This interview is the third in an ongoing, online series, with the Boston‐based landscape architect, Carol Johnson and Atlanta‐based landscape architect Edward Daugherty as the first two in the series. In total, these individual modules collectively document and preserve the unique, first‐hand perspectives of renowned landscape practitioners, and makes them available free of charge to future generations of stewards, designers, and researchers. To view the Friedberg module go to:

Paul Friedberg (b.1931) was a leading designer of new public spaces including diminutive vest‐pocket parks, municipal and corporate plazas and main street malls. Beginning with Riis Plaza in 1965 which served as a watershed event for the 34‐year old designer, and through his subsequent designs in the 1970s and 80s, like Peavey Plaza in downtown Minneapolis and the Fulton County Government Plaza in Atlanta Georgia, Friedberg continually adapted and reworked the elements one finds at Peavey. For example, paths are interspersed among pools, water features immerse visitors in the landscape, and year‐round use is encouraged, like skating at Peavey, Pershing Park in Washington D.C., or Calgary's 1987 Olympic Plaza in the winter. This flexibility was carried over from Friedberg’s earlier revolutionary playground designs as well as his continued observations of what made public spaces successful. It allowed for the interconnection of park features as a means to encourage discovery and initiate an active engagement with the urban environment.

The Pioneers Oral History series contributes to TCLF's ultimate goal of interpreting, preserving, and protecting America's designed landscape legacy through its mission of “stewardship through education.” In making these modules available, the Oral History Initiative fosters a richer, deeper appreciation for often invisible, typically little‐known, and in some instances threatened works of landscape architecture. The series format spotlights the designer’s personal and professional history, their overall design philosophy and how that approach was carried out in their most emblematic projects. As with Friedberg, each individual module will have approximately thirty clips, with each one produced as two‐to‐four minute mini‐documentaries. Richly edited, the video segments include never before seen archival footage, new photography, and on‐location videography. To date, TCLF has also videotaped Richard Haag, Lawrence Halprin, Cornelia Oberlander, and the late Robert Royston among others.

The Pioneers Oral History series is the recipient of a 2009 National Endowment for the Arts Design Arts grant.

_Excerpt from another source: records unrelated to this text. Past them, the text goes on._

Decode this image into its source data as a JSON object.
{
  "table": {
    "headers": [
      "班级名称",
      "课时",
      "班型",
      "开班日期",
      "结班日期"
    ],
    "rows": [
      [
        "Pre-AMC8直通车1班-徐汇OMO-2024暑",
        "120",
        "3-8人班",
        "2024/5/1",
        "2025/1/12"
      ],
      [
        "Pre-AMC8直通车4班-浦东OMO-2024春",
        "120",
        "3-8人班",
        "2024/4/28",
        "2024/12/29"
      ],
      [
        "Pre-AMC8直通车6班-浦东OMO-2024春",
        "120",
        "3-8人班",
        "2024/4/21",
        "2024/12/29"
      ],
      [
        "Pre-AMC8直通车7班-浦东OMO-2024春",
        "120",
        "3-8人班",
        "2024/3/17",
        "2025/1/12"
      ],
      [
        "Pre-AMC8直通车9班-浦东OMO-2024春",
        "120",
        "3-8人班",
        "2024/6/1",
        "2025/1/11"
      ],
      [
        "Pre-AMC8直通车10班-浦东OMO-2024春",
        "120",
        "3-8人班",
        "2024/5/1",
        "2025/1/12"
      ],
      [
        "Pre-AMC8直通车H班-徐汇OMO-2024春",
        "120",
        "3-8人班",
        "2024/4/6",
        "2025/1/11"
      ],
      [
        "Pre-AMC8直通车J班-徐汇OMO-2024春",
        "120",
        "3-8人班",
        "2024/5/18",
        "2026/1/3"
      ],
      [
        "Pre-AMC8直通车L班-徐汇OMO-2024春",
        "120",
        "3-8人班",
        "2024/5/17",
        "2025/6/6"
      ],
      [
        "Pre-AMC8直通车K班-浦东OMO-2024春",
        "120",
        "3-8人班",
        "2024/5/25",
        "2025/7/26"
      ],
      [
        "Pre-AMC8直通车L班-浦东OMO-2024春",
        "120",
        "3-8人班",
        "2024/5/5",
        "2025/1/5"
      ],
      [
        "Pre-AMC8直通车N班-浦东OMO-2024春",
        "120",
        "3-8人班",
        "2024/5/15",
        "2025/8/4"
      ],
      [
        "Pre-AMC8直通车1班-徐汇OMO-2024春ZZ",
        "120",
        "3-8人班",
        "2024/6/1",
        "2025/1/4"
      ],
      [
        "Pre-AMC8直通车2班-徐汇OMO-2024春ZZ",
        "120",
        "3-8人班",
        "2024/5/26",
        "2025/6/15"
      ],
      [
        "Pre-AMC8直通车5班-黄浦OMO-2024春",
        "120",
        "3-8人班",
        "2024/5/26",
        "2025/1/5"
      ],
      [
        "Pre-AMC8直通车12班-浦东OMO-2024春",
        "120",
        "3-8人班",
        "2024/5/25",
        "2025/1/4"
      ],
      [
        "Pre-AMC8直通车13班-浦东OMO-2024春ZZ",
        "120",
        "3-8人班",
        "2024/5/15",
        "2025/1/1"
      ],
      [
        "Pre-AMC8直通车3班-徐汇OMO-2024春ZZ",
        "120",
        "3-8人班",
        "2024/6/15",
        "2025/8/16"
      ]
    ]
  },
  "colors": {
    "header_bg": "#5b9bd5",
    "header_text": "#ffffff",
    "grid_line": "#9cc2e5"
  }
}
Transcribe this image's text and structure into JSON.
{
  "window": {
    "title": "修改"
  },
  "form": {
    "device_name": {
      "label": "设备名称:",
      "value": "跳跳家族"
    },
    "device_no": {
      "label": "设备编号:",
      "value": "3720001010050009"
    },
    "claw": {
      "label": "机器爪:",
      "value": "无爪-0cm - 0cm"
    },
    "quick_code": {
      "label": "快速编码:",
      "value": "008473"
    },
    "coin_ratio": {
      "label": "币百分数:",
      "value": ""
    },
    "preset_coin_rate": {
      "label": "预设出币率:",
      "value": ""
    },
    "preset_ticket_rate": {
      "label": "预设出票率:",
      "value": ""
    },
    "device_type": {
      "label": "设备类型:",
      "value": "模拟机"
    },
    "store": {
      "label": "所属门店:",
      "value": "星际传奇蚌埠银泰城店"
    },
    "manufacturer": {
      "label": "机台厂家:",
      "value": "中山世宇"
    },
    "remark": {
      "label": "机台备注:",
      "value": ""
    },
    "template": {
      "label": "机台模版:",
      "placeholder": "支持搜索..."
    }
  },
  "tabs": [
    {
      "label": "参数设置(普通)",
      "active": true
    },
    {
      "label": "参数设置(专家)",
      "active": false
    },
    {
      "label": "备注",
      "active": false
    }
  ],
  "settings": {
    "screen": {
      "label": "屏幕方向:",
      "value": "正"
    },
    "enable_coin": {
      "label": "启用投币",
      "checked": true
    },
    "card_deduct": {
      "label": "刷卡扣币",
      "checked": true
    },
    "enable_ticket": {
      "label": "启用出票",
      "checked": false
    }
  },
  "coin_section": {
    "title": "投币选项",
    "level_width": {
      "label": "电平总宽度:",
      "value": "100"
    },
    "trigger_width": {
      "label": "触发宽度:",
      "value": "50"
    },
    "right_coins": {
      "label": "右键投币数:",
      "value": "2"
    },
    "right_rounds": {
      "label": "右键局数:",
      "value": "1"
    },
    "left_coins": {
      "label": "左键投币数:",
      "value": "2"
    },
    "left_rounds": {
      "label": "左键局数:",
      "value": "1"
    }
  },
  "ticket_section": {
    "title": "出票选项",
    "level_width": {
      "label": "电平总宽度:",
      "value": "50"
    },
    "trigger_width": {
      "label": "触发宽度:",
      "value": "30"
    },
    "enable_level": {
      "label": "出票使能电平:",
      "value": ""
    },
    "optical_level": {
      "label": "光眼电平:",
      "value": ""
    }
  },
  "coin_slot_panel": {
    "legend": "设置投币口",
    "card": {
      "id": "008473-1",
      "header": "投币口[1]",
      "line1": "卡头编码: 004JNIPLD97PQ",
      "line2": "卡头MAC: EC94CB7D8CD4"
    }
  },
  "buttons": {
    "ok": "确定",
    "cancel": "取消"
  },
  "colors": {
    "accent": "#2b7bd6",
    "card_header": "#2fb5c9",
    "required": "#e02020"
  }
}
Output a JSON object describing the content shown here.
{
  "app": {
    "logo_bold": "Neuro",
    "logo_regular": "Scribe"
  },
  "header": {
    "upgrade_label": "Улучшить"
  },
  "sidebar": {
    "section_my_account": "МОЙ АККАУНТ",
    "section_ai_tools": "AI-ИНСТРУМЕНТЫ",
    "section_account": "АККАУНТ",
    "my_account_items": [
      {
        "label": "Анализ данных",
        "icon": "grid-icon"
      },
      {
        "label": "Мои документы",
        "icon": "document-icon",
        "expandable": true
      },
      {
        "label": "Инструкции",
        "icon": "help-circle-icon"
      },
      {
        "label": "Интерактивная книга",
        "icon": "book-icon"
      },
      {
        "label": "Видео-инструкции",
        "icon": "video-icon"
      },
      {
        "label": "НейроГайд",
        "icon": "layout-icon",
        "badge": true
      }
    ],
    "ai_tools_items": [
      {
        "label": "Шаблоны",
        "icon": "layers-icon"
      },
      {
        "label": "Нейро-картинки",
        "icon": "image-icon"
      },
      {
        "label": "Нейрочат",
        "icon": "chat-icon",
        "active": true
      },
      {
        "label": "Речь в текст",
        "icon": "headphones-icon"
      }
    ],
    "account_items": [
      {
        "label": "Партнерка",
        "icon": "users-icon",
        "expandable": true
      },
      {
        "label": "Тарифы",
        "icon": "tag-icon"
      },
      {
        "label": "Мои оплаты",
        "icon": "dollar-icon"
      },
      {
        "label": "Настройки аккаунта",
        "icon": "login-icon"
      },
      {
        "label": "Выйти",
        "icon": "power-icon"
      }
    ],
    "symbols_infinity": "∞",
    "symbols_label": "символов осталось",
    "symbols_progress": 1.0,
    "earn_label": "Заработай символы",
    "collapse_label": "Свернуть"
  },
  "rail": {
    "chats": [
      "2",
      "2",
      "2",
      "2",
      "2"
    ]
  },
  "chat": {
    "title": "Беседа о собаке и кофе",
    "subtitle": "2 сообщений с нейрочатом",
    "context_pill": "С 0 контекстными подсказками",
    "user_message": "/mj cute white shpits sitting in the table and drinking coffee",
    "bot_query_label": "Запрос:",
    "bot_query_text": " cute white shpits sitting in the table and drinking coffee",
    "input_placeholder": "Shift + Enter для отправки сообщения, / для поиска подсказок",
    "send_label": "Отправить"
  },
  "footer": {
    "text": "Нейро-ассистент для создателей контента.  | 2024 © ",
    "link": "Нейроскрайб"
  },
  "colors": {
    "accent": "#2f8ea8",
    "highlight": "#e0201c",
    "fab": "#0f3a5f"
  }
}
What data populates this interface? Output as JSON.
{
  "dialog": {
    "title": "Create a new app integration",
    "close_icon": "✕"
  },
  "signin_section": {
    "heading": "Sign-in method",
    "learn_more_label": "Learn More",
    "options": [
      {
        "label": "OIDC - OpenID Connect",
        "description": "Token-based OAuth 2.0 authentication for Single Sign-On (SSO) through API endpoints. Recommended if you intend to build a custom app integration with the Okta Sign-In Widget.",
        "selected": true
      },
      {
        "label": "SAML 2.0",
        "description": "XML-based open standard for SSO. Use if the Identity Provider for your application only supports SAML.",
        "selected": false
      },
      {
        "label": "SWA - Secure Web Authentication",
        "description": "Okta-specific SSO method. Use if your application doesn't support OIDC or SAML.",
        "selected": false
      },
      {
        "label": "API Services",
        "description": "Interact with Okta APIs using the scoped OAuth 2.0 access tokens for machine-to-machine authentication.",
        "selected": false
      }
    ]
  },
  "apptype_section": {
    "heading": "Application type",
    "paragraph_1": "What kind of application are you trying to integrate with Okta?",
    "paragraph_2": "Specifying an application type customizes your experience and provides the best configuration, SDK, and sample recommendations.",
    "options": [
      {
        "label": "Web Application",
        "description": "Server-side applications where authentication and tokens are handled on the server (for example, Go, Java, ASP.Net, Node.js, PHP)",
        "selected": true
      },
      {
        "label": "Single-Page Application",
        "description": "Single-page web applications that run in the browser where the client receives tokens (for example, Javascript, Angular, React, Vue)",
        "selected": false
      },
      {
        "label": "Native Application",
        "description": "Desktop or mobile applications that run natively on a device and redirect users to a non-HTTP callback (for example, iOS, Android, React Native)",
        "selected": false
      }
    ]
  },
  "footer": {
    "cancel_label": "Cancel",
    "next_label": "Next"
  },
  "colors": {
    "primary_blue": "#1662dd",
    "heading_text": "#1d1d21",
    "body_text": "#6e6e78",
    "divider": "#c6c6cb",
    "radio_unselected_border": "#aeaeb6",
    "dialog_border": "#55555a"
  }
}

The American Society of Landscape Architects as an official education partner for the series with outreach to over 36,000 landscape architects nationwide.

The Cultural Landscape Foundation, established in 1998, is the only not‐for‐profit organization dedicated to increasing the public’s awareness of the important legacy of culturally significant landscapes and landscape features to help save and preserve them for future generations.